Today could mark the start of some exciting changes to where couples can get married in the future in England and Wales. I’m looking forward to hearing about changes in marriage laws today when Chancellor, Philip Hammond, announces the Budget later. He is expected to announce relaxed rules around wedding venues.
the cost of weddings is rising
One of my first marketing jobs was working for a firm of accountants and around budget time we’d need to update all the marketing material that concerned tax rates etc. So since then, I’ve always kept a bit of an eye on the budget. But my ears pricked up more for this annual budget (the last one before Brexit negotiations in November) as there has been lots of talk around the government trying to help couples getting married to keep wedding costs down with a view to the end of austerity.
current marriage laws
Not wishing to get too political, it is interesting that this proposed change could help with the rising costs of weddings and marriage laws could change to bring England and Wales more in line with modern living and other countries.
Currently, the Marriage Act that is primarily in use is the Marriage Act 1949, with some amendments. This requires that a marriage must take place ‘either in a register office, approved premises or in a place of religious worship that has been officially registered for marriages by the Registrar General for England and Wales’.
Therefore, the general rule is that it is the place not the person that is licensed to perform a legal ceremony and it must take place under a solid structure (with a permanent roof). Plus the register must be signed indoors.
changes in where you can legally get married
Many laws surrounding marriage remain unchanged since 1836. The last big change around wedding venues was the Marriage Act 1994 which allowed legal marriages to take place in certain “approved premises”. (Before this amendment, marriage ceremonies could only be conducted in churches and register offices.)

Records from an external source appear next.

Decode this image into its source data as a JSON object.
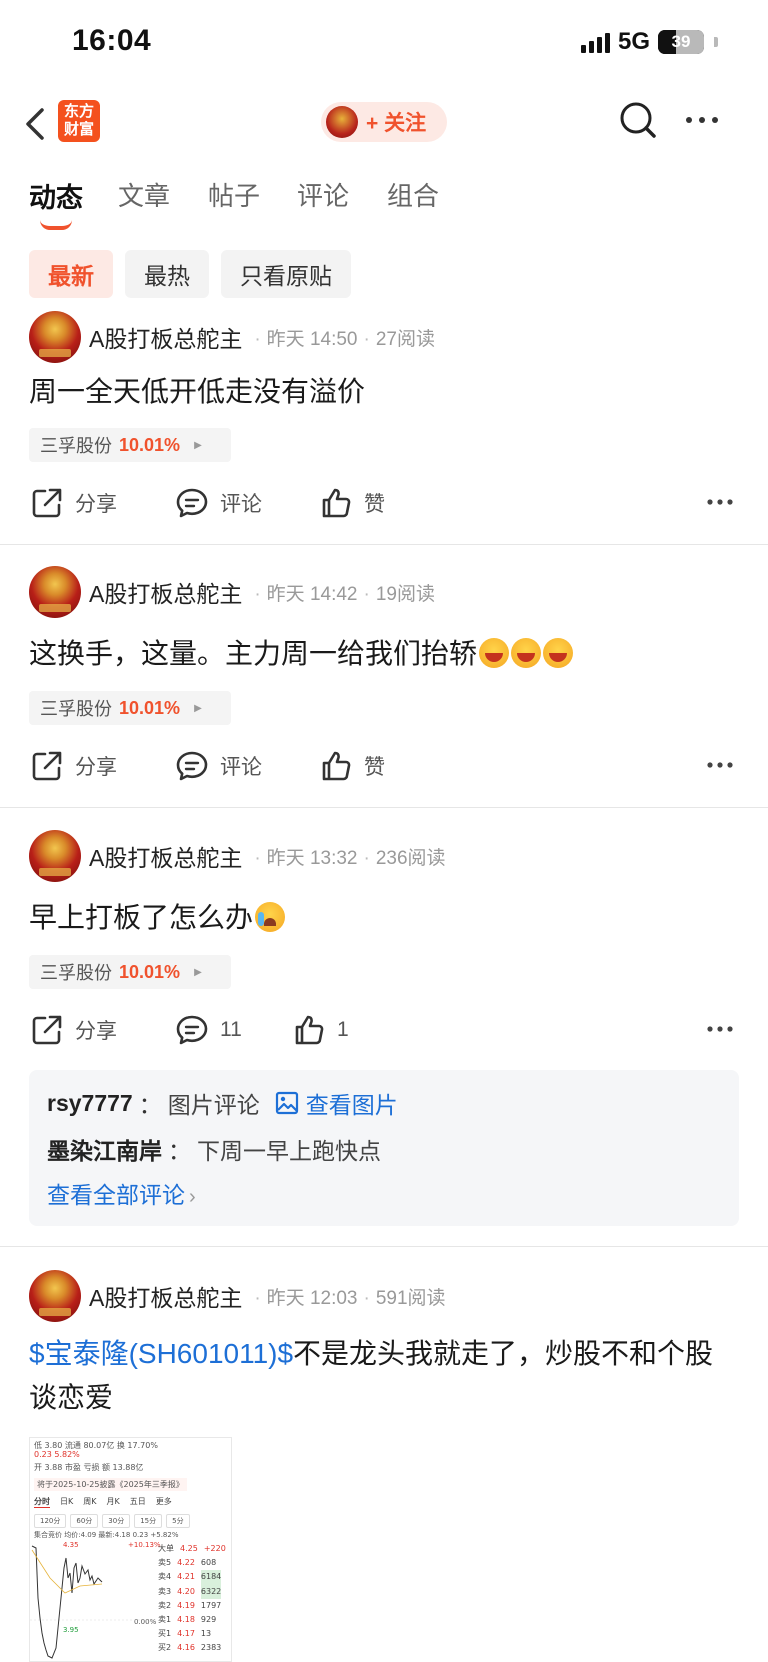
{
  "status_bar": {
    "time": "16:04",
    "network": "5G",
    "battery": "39"
  },
  "navbar": {
    "brand_line1": "东方",
    "brand_line2": "财富",
    "follow_label": "+ 关注"
  },
  "tabs": [
    "动态",
    "文章",
    "帖子",
    "评论",
    "组合"
  ],
  "filters": [
    "最新",
    "最热",
    "只看原贴"
  ],
  "posts": [
    {
      "author": "A股打板总舵主",
      "time": "昨天 14:50",
      "reads": "27阅读",
      "text": "周一全天低开低走没有溢价",
      "stock_name": "三孚股份",
      "stock_pct": "10.01%",
      "share": "分享",
      "comment": "评论",
      "like": "赞"
    },
    {
      "author": "A股打板总舵主",
      "time": "昨天 14:42",
      "reads": "19阅读",
      "text": "这换手，这量。主力周一给我们抬轿",
      "stock_name": "三孚股份",
      "stock_pct": "10.01%",
      "share": "分享",
      "comment": "评论",
      "like": "赞"
    },
    {
      "author": "A股打板总舵主",
      "time": "昨天 13:32",
      "reads": "236阅读",
      "text": "早上打板了怎么办",
      "stock_name": "三孚股份",
      "stock_pct": "10.01%",
      "share": "分享",
      "comment": "11",
      "like": "1",
      "comments": [
        {
          "user": "rsy7777",
          "text": "图片评论",
          "link": "查看图片"
        },
        {
          "user": "墨染江南岸",
          "text": "下周一早上跑快点"
        }
      ],
      "view_all": "查看全部评论"
    },
    {
      "author": "A股打板总舵主",
      "time": "昨天 12:03",
      "reads": "591阅读",
      "text_link": "$宝泰隆(SH601011)$",
      "text": "不是龙头我就走了，炒股不和个股谈恋爱"
    }
  ],
  "thumbnail": {
    "row1": "低    3.80  流通 80.07亿  换  17.70%",
    "row2": "0.23  5.82%",
    "row3": "开    3.88  市盈   亏损   额  13.88亿",
    "notice": "将于2025-10-25披露《2025年三季报》",
    "tabs": [
      "分时",
      "日K",
      "周K",
      "月K",
      "五日",
      "更多"
    ],
    "subtabs": [
      "120分",
      "60分",
      "30分",
      "15分",
      "5分"
    ],
    "legend": "集合竞价   均价:4.09  最新:4.18  0.23  +5.82%",
    "price_top": "4.35",
    "pct_top": "+10.13%",
    "price_low": "3.95",
    "pct_zero": "0.00%",
    "order_book": [
      {
        "label": "大单",
        "price": "4.25",
        "vol": "+220"
      },
      {
        "label": "卖5",
        "price": "4.22",
        "vol": "608"
      },
      {
        "label": "卖4",
        "price": "4.21",
        "vol": "6184"
      },
      {
        "label": "卖3",
        "price": "4.20",
        "vol": "6322"
      },
      {
        "label": "卖2",
        "price": "4.19",
        "vol": "1797"
      },
      {
        "label": "卖1",
        "price": "4.18",
        "vol": "929"
      },
      {
        "label": "买1",
        "price": "4.17",
        "vol": "13"
      },
      {
        "label": "买2",
        "price": "4.16",
        "vol": "2383"
      }
    ]
  },
  "colors": {
    "accent": "#f0522d",
    "link": "#1d6fd6",
    "pill_bg": "#fde9e4"
  },
  "icons": [
    "back-icon",
    "search-icon",
    "more-icon",
    "share-icon",
    "comment-icon",
    "like-icon",
    "image-icon"
  ]
}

The government is set to propose that the Law Commission reviews the legislation on wedding venues. This could mean that couples could get married outdoors, on beaches, at home and under temporary structures such as marquees. It may also open things up for smaller hotels, restaurants and pubs to boost this part of the hospitality sector.
marriage laws around the world
This proposed change has been discussed before in 2013 but didn’t come to fruition at the time. This proposal (pardon the pun!) is already the case in Scotland where ceremonies can be legally held outdoors, not just by a religious leader or registrants but also for humanists to conduct legally binding ceremonies.
In the US, you can be married by anyone who has been authorised by that state to perform weddings. Couples do not need to have a separate civil and religious wedding ceremony.
Likewise, in Australia a civil ceremony can take place in any location. They are conducted by a registered celebrant and both religious and civil ceremonies are legally binding.
So it could mean that the general rule is that it is the person not the place that is licensed to perform a legal ceremony going forwards.
Meanwhile I wonder if people will put a Brexit 50p in their wedding shoes instead of a silver sixpence in the future too?!
marriage law changes over the years
Here are some other significant changes in marriage laws that have shaped how, where and when couples can get married in England and Wales:
- Until the middle of the 18th century, marriages could take place anywhere provided they were conducted before an ordained clergyman of the Church of England.
- In 1753, the Marriage Act declared that all marriage ceremonies must be conducted by a minister in a parish church or chapel of the Church of England to be legally binding.
- The Marriage Act 1836 allows marriages to be legally registered in buildings belonging to other religious groups if a Registrar and two witnesses were present. It was prohibited to get married during the evenings and at night.
- The Marriage Act 1949 requires that a marriage must take place either in a register office, approved premises or in a place of religious worship that has been officially registered for marriages by the Registrar General for England and Wales. Hours of marriages increased to take place between the hours of six in the evening and eight in the morning.
- The Marriage Act 1994 allows marriages to be legally binding in certain “approved premises”. Prior to the act, marriage ceremonies could only be conducted in churches and register offices.
- The Civil Partnership Act 2004, granted civil partnerships to same-sex couples in the United Kingdom with rights and responsibilities identical to civil marriage.
- In 2013, Parliament passed the Marriage (Same Sex Couples) Act 2013 which introduced civil marriage for same-sex couples in England and Wales which same the first same sex marriages in March 2014.
- In April 2019, all couples in England and Wales will be able to choose to have a civil partnership rather than get married.